**Provided entries:**

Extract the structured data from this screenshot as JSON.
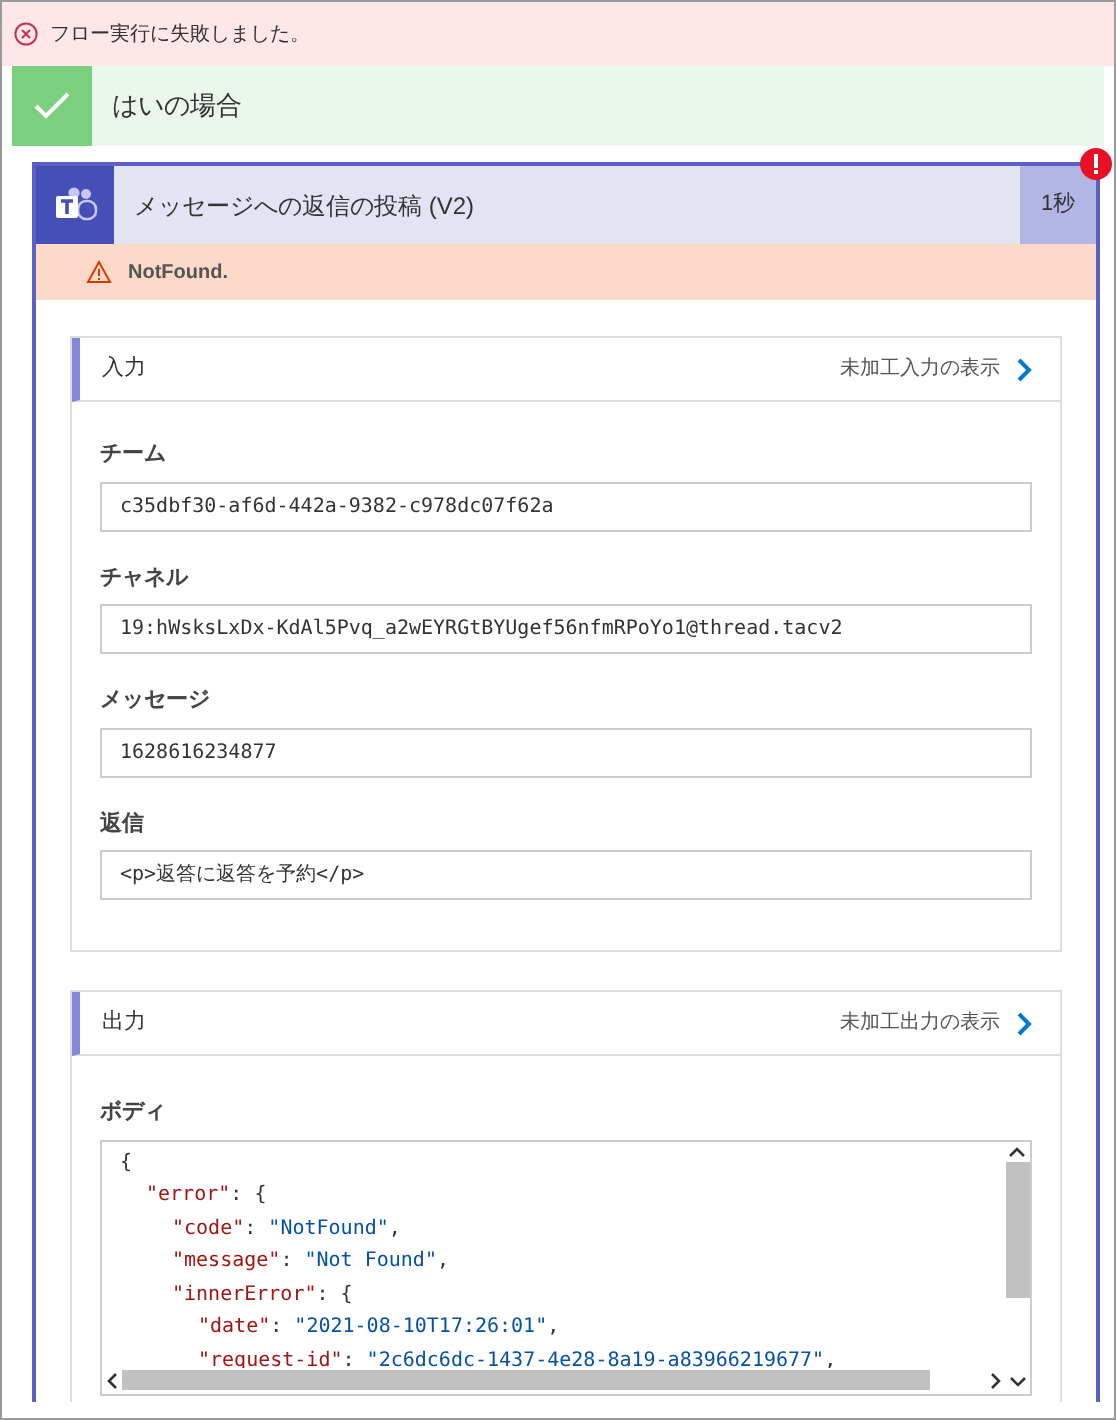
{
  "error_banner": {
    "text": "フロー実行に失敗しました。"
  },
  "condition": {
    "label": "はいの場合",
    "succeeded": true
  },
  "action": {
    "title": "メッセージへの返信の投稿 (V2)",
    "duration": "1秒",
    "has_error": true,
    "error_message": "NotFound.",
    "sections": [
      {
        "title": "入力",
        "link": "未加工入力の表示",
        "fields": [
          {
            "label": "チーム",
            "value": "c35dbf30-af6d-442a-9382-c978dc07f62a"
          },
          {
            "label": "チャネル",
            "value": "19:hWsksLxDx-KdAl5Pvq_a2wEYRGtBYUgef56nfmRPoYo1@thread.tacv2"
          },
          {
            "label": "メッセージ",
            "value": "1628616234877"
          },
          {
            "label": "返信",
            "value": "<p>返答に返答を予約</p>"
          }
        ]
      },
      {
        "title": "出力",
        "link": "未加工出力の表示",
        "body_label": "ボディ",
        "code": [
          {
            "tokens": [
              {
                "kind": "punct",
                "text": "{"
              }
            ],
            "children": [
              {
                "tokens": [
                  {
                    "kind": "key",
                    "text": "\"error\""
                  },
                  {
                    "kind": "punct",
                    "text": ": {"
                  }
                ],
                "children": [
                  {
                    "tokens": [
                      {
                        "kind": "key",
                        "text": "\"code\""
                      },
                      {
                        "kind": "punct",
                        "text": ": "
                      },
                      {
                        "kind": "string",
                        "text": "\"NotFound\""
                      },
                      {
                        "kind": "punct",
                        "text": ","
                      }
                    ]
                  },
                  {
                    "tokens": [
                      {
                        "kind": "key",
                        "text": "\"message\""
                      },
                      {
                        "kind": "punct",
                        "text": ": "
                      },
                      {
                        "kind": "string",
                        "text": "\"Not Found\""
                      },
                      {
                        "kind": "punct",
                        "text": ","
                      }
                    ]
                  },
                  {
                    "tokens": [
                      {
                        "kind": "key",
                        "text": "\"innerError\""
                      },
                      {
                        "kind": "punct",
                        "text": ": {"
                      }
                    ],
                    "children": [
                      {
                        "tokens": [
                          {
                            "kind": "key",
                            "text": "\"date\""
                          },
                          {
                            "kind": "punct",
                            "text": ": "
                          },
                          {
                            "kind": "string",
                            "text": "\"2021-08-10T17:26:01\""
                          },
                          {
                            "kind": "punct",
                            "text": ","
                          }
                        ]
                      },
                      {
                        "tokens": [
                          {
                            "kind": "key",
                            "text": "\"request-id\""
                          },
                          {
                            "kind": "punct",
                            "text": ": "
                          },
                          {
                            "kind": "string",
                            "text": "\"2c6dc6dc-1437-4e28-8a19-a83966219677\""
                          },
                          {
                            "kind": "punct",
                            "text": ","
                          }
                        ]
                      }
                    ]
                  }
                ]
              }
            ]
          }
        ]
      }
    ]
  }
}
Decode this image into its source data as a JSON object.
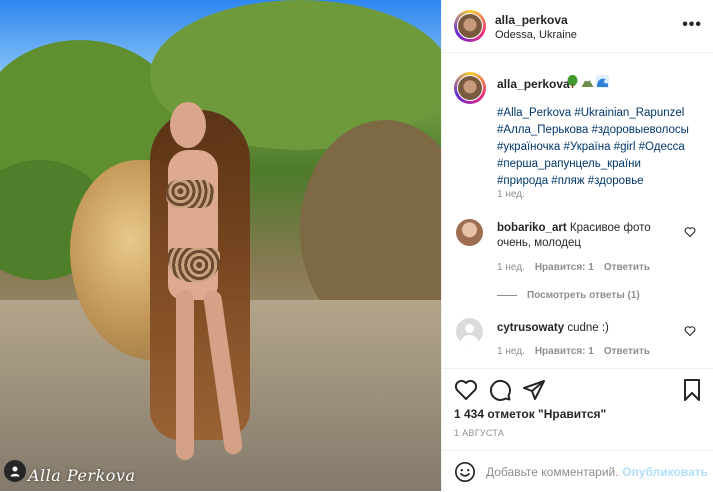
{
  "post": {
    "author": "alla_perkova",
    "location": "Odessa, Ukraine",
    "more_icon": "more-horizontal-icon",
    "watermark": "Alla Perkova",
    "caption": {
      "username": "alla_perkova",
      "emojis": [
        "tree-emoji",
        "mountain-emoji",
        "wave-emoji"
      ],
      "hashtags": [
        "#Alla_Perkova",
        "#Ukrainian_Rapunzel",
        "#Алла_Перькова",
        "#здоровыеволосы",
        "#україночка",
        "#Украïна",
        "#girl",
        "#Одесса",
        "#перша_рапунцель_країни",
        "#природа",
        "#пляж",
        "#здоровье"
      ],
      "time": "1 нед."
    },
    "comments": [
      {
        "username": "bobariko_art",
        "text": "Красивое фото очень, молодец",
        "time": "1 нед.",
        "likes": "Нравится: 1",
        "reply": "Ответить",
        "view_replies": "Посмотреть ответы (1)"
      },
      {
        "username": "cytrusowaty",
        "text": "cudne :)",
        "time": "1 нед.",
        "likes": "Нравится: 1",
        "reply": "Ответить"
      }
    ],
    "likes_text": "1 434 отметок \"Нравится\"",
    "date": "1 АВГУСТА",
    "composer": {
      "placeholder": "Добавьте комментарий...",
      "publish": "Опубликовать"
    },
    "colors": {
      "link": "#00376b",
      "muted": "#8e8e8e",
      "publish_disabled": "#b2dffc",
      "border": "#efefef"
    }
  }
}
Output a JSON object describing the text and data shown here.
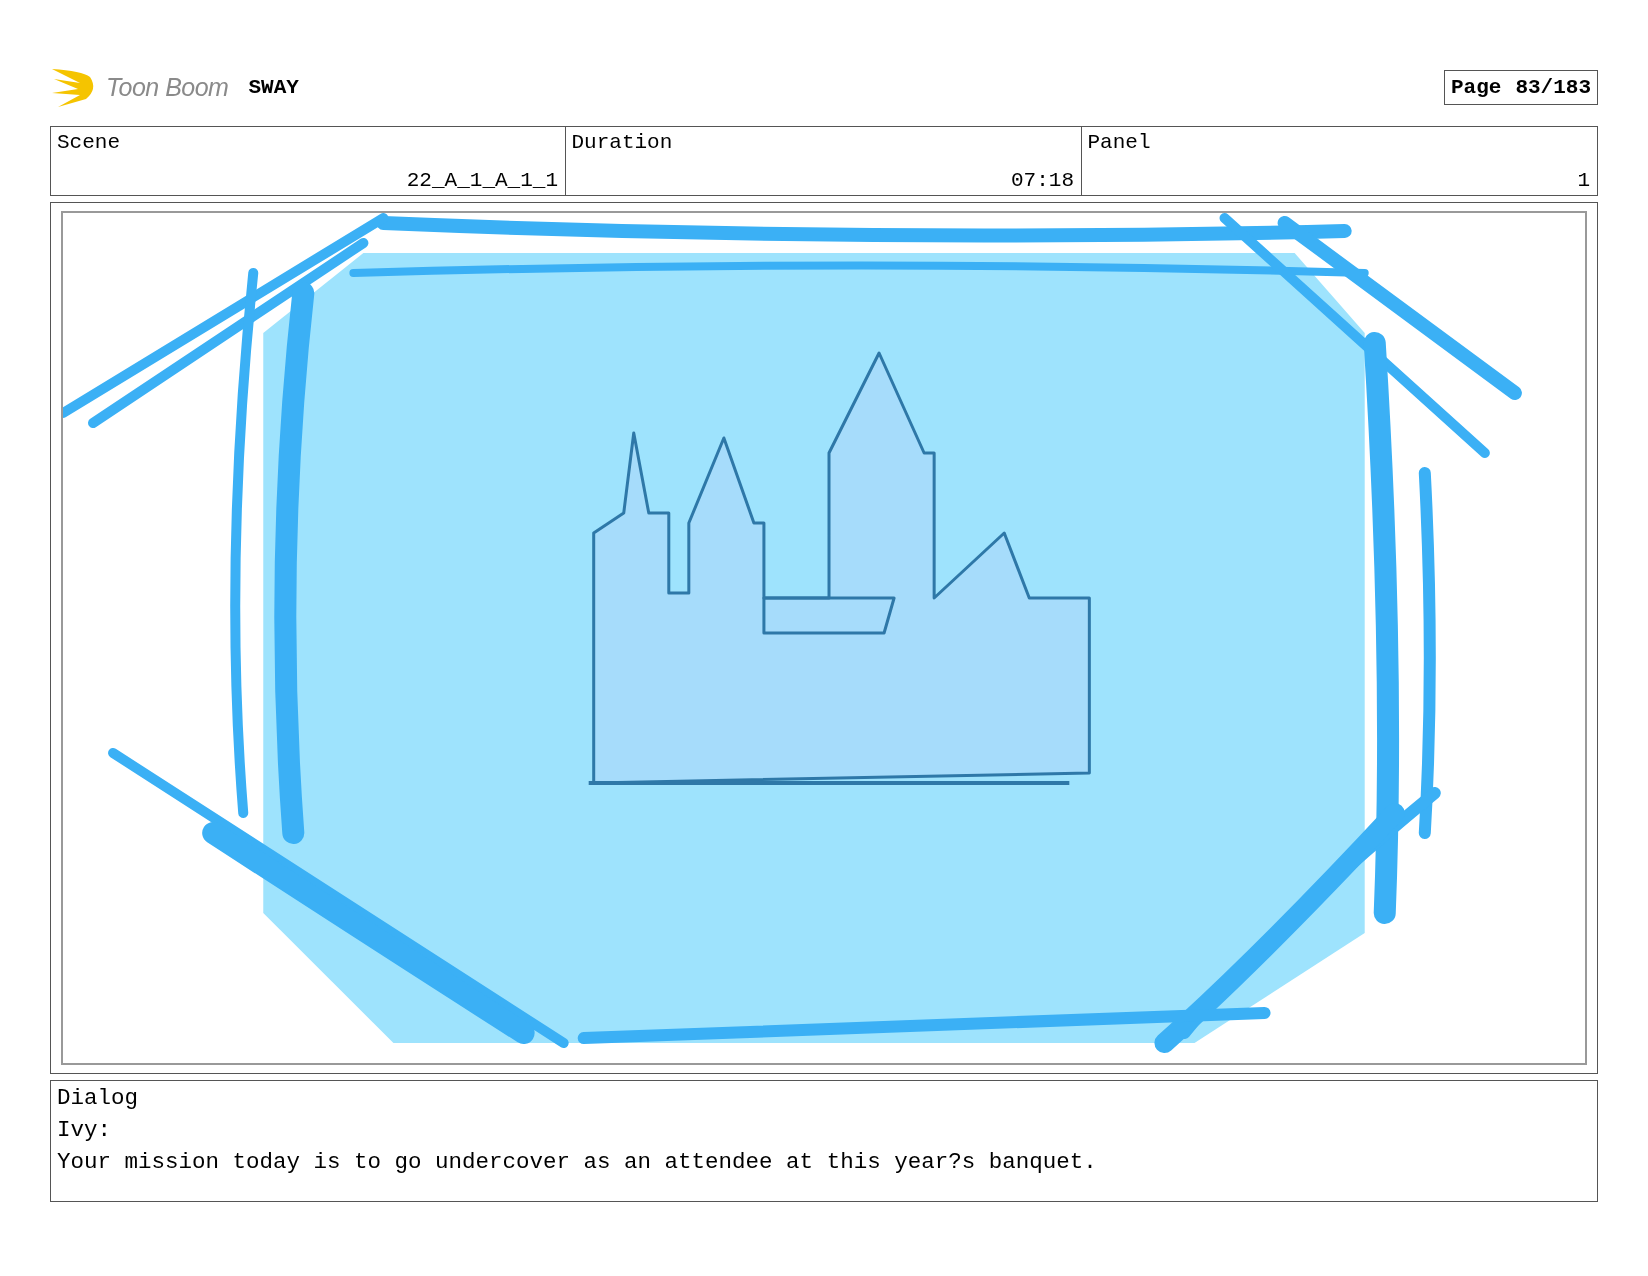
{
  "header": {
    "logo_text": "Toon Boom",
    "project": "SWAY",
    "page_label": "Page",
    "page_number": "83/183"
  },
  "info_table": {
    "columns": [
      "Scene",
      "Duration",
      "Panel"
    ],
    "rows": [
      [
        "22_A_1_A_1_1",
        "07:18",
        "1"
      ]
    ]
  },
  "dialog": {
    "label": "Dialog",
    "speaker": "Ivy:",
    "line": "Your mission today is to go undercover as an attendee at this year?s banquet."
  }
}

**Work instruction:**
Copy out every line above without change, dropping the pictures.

**Written solution:**
Extract the structured data from this screenshot as JSON.
{
  "error_banner": {
    "text": "フロー実行に失敗しました。"
  },
  "condition": {
    "label": "はいの場合",
    "succeeded": true
  },
  "action": {
    "title": "メッセージへの返信の投稿 (V2)",
    "duration": "1秒",
    "has_error": true,
    "error_message": "NotFound.",
    "sections": [
      {
        "title": "入力",
        "link": "未加工入力の表示",
        "fields": [
          {
            "label": "チーム",
            "value": "c35dbf30-af6d-442a-9382-c978dc07f62a"
          },
          {
            "label": "チャネル",
            "value": "19:hWsksLxDx-KdAl5Pvq_a2wEYRGtBYUgef56nfmRPoYo1@thread.tacv2"
          },
          {
            "label": "メッセージ",
            "value": "1628616234877"
          },
          {
            "label": "返信",
            "value": "<p>返答に返答を予約</p>"
          }
        ]
      },
      {
        "title": "出力",
        "link": "未加工出力の表示",
        "body_label": "ボディ",
        "code": [
          {
            "tokens": [
              {
                "kind": "punct",
                "text": "{"
              }
            ],
            "children": [
              {
                "tokens": [
                  {
                    "kind": "key",
                    "text": "\"error\""
                  },
                  {
                    "kind": "punct",
                    "text": ": {"
                  }
                ],
                "children": [
                  {
                    "tokens": [
                      {
                        "kind": "key",
                        "text": "\"code\""
                      },
                      {
                        "kind": "punct",
                        "text": ": "
                      },
                      {
                        "kind": "string",
                        "text": "\"NotFound\""
                      },
                      {
                        "kind": "punct",
                        "text": ","
                      }
                    ]
                  },
                  {
                    "tokens": [
                      {
                        "kind": "key",
                        "text": "\"message\""
                      },
                      {
                        "kind": "punct",
                        "text": ": "
                      },
                      {
                        "kind": "string",
                        "text": "\"Not Found\""
                      },
                      {
                        "kind": "punct",
                        "text": ","
                      }
                    ]
                  },
                  {
                    "tokens": [
                      {
                        "kind": "key",
                        "text": "\"innerError\""
                      },
                      {
                        "kind": "punct",
                        "text": ": {"
                      }
                    ],
                    "children": [
                      {
                        "tokens": [
                          {
                            "kind": "key",
                            "text": "\"date\""
                          },
                          {
                            "kind": "punct",
                            "text": ": "
                          },
                          {
                            "kind": "string",
                            "text": "\"2021-08-10T17:26:01\""
                          },
                          {
                            "kind": "punct",
                            "text": ","
                          }
                        ]
                      },
                      {
                        "tokens": [
                          {
                            "kind": "key",
                            "text": "\"request-id\""
                          },
                          {
                            "kind": "punct",
                            "text": ": "
                          },
                          {
                            "kind": "string",
                            "text": "\"2c6dc6dc-1437-4e28-8a19-a83966219677\""
                          },
                          {
                            "kind": "punct",
                            "text": ","
                          }
                        ]
                      }
                    ]
                  }
                ]
              }
            ]
          }
        ]
      }
    ]
  }
}
Decode this image into its source data as a JSON object.
{
  "post": {
    "author": "alla_perkova",
    "location": "Odessa, Ukraine",
    "more_icon": "more-horizontal-icon",
    "watermark": "Alla Perkova",
    "caption": {
      "username": "alla_perkova",
      "emojis": [
        "tree-emoji",
        "mountain-emoji",
        "wave-emoji"
      ],
      "hashtags": [
        "#Alla_Perkova",
        "#Ukrainian_Rapunzel",
        "#Алла_Перькова",
        "#здоровыеволосы",
        "#україночка",
        "#Украïна",
        "#girl",
        "#Одесса",
        "#перша_рапунцель_країни",
        "#природа",
        "#пляж",
        "#здоровье"
      ],
      "time": "1 нед."
    },
    "comments": [
      {
        "username": "bobariko_art",
        "text": "Красивое фото очень, молодец",
        "time": "1 нед.",
        "likes": "Нравится: 1",
        "reply": "Ответить",
        "view_replies": "Посмотреть ответы (1)"
      },
      {
        "username": "cytrusowaty",
        "text": "cudne :)",
        "time": "1 нед.",
        "likes": "Нравится: 1",
        "reply": "Ответить"
      }
    ],
    "likes_text": "1 434 отметок \"Нравится\"",
    "date": "1 АВГУСТА",
    "composer": {
      "placeholder": "Добавьте комментарий...",
      "publish": "Опубликовать"
    },
    "colors": {
      "link": "#00376b",
      "muted": "#8e8e8e",
      "publish_disabled": "#b2dffc",
      "border": "#efefef"
    }
  }
}
Output a JSON object describing the text and data shown here.
{
  "header": {
    "logo_text": "Toon Boom",
    "project": "SWAY",
    "page_label": "Page",
    "page_number": "83/183"
  },
  "info_table": {
    "columns": [
      "Scene",
      "Duration",
      "Panel"
    ],
    "rows": [
      [
        "22_A_1_A_1_1",
        "07:18",
        "1"
      ]
    ]
  },
  "dialog": {
    "label": "Dialog",
    "speaker": "Ivy:",
    "line": "Your mission today is to go undercover as an attendee at this year?s banquet."
  }
}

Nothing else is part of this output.